Another NRC factoid:
" Statistics on the aggregate profitability of the U.S. farm sector disguise considerable variation in the economic performance of individual farms. For example, in 2007, only 47 percent of all U.S. farms reported positive net farm income, a drop from 57 percent of all farms in 1987. Most farms that lost money were relatively small operations that relied principally on nonfarm sources of income. Most farms in the United States are essentially family businesses that rely mainly on farm family members for their labor force (Gasson and Errington, 1993; Hoppe et al., 2007), and the majority of farm families also gain income from off-farm work. Nonfarm work or transfer payments are commonly used to supplement income from the farm business.
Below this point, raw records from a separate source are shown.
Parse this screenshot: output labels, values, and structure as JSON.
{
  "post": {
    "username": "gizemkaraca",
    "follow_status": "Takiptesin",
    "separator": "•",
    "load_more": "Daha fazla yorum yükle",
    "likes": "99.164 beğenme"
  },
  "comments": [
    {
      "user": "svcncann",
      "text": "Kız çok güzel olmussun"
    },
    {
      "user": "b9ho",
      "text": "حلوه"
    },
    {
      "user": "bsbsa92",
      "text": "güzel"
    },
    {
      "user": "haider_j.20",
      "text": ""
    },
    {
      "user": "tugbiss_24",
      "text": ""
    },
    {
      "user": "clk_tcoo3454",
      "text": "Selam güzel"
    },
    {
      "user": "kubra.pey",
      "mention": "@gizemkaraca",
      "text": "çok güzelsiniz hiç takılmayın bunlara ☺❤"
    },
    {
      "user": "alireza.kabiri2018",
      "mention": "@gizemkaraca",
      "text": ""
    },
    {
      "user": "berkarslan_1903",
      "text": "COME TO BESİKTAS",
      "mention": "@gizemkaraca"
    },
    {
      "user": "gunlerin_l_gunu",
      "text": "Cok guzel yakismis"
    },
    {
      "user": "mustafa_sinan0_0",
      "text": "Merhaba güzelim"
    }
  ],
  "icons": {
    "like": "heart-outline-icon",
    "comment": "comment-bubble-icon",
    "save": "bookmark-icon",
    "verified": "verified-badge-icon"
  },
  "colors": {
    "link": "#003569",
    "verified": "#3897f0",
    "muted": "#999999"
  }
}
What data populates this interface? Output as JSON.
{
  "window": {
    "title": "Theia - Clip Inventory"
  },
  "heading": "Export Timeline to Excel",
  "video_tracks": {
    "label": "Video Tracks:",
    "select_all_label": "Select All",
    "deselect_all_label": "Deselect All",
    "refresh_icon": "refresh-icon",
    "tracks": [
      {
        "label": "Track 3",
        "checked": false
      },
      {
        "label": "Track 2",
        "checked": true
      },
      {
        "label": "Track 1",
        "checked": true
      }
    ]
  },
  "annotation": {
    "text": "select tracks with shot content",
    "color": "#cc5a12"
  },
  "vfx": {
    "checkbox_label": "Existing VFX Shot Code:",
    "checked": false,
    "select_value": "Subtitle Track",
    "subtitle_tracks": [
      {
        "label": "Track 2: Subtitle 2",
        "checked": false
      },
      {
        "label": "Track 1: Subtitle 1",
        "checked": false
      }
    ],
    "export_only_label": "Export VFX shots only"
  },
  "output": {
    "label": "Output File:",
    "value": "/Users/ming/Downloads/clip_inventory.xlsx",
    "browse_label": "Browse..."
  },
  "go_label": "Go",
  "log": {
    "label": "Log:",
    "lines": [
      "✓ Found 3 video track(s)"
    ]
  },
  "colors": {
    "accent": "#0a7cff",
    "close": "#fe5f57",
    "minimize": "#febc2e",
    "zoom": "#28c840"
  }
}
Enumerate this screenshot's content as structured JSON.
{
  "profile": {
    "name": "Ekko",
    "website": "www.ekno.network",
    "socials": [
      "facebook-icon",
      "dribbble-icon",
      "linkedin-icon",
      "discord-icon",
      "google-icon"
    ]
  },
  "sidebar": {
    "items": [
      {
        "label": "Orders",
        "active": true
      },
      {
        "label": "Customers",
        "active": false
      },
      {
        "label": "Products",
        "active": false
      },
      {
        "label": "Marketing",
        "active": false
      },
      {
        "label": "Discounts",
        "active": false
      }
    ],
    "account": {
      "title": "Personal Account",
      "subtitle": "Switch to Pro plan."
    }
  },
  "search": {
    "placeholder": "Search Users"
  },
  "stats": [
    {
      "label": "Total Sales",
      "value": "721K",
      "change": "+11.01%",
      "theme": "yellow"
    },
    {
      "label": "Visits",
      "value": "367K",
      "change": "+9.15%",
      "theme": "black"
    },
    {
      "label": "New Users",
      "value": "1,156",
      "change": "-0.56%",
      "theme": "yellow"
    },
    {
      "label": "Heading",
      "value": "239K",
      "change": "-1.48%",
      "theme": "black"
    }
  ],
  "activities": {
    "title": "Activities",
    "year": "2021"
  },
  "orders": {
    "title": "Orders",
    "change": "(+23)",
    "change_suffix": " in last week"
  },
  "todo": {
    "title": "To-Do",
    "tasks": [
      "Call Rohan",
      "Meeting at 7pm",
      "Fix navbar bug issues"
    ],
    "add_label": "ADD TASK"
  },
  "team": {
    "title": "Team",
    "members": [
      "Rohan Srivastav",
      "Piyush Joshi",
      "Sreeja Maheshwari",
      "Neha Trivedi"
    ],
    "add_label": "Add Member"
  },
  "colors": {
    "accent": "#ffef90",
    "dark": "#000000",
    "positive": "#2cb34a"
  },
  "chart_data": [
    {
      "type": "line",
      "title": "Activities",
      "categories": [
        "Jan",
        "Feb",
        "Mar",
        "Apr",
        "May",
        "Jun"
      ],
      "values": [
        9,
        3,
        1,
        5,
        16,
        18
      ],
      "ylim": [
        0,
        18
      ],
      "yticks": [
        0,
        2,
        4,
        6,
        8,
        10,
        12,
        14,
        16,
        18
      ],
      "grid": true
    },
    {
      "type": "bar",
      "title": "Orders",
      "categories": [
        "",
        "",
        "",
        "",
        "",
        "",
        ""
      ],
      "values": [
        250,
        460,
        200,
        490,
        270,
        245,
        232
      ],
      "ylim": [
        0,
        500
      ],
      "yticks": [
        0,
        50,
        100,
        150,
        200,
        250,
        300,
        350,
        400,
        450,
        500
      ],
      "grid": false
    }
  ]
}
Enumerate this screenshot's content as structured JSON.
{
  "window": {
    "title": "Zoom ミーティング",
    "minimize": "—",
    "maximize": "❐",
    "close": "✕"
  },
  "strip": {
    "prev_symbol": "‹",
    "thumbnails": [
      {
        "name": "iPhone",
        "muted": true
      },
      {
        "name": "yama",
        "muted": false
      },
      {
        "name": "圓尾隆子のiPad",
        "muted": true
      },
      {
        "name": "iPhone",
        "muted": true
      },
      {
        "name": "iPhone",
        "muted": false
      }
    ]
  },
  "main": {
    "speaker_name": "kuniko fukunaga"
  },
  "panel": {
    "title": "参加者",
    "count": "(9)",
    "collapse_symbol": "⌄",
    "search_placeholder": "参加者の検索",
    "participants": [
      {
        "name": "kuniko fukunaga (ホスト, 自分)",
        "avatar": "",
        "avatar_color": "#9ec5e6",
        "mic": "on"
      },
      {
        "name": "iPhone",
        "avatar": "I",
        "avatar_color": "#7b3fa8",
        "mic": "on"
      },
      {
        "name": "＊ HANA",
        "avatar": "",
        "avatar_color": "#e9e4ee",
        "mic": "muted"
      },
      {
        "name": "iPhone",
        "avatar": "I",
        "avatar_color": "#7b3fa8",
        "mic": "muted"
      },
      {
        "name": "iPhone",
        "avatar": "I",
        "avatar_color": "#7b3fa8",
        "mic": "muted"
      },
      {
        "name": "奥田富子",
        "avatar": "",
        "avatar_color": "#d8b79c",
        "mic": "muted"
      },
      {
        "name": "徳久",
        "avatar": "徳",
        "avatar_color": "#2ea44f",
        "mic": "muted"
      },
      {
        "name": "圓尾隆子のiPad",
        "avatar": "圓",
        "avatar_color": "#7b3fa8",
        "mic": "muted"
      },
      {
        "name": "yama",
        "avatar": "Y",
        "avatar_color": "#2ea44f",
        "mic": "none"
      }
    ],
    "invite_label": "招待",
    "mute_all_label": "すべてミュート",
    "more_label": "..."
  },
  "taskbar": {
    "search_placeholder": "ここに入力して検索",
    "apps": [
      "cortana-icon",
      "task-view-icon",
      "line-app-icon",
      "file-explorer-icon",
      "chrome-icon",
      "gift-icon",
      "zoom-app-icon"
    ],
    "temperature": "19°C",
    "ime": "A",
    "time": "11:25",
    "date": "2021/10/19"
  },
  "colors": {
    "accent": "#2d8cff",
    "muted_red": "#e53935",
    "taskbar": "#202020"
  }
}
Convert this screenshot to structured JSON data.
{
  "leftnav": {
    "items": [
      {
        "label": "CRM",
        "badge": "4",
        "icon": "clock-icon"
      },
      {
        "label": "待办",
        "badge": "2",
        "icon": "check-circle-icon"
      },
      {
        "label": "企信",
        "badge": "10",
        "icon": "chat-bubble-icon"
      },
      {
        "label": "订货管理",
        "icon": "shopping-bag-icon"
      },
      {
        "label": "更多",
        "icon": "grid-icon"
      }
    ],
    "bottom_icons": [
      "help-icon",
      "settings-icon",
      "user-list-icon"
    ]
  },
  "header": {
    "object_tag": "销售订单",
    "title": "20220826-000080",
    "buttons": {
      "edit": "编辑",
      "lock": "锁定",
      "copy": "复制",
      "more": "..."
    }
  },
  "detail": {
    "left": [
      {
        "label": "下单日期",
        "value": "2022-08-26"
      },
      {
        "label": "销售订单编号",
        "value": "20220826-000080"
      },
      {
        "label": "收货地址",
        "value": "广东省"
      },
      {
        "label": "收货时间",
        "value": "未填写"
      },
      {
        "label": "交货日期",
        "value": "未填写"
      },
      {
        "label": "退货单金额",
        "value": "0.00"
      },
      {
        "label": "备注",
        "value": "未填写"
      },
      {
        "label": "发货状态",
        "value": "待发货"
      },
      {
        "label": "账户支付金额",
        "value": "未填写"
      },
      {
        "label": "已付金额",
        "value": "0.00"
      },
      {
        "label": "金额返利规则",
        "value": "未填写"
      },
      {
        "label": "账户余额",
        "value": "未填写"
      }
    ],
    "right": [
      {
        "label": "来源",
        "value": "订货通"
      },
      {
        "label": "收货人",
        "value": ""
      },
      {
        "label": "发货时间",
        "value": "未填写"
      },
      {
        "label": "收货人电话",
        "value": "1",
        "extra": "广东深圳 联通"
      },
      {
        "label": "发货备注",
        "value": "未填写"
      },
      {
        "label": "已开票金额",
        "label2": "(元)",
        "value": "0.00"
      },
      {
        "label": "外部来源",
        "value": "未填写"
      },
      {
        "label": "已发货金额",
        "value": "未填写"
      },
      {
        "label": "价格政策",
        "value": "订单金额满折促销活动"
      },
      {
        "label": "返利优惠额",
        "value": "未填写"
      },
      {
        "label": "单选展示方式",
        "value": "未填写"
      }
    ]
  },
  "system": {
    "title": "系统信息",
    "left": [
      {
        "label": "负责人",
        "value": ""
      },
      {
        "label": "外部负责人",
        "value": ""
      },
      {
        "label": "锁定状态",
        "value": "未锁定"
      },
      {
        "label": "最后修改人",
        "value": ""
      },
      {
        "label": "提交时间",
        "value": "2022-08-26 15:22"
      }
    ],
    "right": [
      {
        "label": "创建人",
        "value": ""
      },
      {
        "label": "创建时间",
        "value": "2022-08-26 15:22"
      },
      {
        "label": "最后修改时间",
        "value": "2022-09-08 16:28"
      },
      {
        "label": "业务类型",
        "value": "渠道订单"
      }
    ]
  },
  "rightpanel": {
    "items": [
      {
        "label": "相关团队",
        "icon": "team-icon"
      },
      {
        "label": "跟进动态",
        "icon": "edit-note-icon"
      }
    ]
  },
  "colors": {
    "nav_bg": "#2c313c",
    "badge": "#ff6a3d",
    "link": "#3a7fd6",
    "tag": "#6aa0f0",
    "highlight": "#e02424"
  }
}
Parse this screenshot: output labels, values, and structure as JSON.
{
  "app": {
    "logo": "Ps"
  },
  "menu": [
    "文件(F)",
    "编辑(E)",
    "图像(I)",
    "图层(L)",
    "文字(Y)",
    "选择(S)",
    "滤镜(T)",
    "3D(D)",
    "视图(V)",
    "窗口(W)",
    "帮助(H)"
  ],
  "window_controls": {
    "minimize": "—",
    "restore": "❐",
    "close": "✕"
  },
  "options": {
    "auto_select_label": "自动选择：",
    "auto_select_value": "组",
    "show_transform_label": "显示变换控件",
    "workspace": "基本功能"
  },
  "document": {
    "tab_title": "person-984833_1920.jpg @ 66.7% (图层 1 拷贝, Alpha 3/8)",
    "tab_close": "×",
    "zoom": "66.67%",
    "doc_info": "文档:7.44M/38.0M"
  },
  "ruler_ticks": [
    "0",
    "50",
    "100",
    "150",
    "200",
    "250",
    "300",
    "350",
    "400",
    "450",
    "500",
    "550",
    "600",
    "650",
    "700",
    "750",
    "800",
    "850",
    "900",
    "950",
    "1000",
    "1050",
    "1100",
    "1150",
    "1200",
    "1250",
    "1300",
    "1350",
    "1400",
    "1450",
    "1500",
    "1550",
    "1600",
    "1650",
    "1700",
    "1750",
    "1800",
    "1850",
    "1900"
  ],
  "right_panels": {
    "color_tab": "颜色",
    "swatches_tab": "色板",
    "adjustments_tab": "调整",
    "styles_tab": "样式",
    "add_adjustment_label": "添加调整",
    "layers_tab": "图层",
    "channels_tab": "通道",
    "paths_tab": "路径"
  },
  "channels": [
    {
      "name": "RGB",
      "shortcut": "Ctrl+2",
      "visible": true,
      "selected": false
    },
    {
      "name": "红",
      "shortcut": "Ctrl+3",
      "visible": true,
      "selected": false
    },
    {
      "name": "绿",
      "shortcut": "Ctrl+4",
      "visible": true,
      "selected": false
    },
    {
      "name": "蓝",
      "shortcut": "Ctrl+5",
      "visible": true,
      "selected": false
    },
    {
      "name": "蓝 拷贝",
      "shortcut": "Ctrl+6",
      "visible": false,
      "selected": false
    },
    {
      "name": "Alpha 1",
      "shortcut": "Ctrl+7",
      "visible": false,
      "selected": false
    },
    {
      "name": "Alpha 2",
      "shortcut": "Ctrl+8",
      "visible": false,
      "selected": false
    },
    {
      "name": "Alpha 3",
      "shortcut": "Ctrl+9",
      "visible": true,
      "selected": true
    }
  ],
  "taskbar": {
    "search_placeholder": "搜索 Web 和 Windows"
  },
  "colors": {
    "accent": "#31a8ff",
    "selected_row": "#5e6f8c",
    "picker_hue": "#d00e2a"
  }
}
The proportion of farm operators who work off-farm increased from 44 percent in 1979 to 52 percent in 2004. The proportion of spouses working off-farm grew from 28 percent to 45 percent during the same period (Fernandez-Cornejo et al., 2007). The contribution of off-farm income to the total household income of U.S. farmers rose from about 50 percent in 1960 to more than 80 percent in 2004 (Fernandez-Cornejo et al., 2007)."
Source: Committee on Twenty-First Century Systems Agriculture, "Toward Sustainable Agricultural Systems in the 21st Century", National Research Council, 2010, p. 68, http://www.nap.edu/catalog/12832.html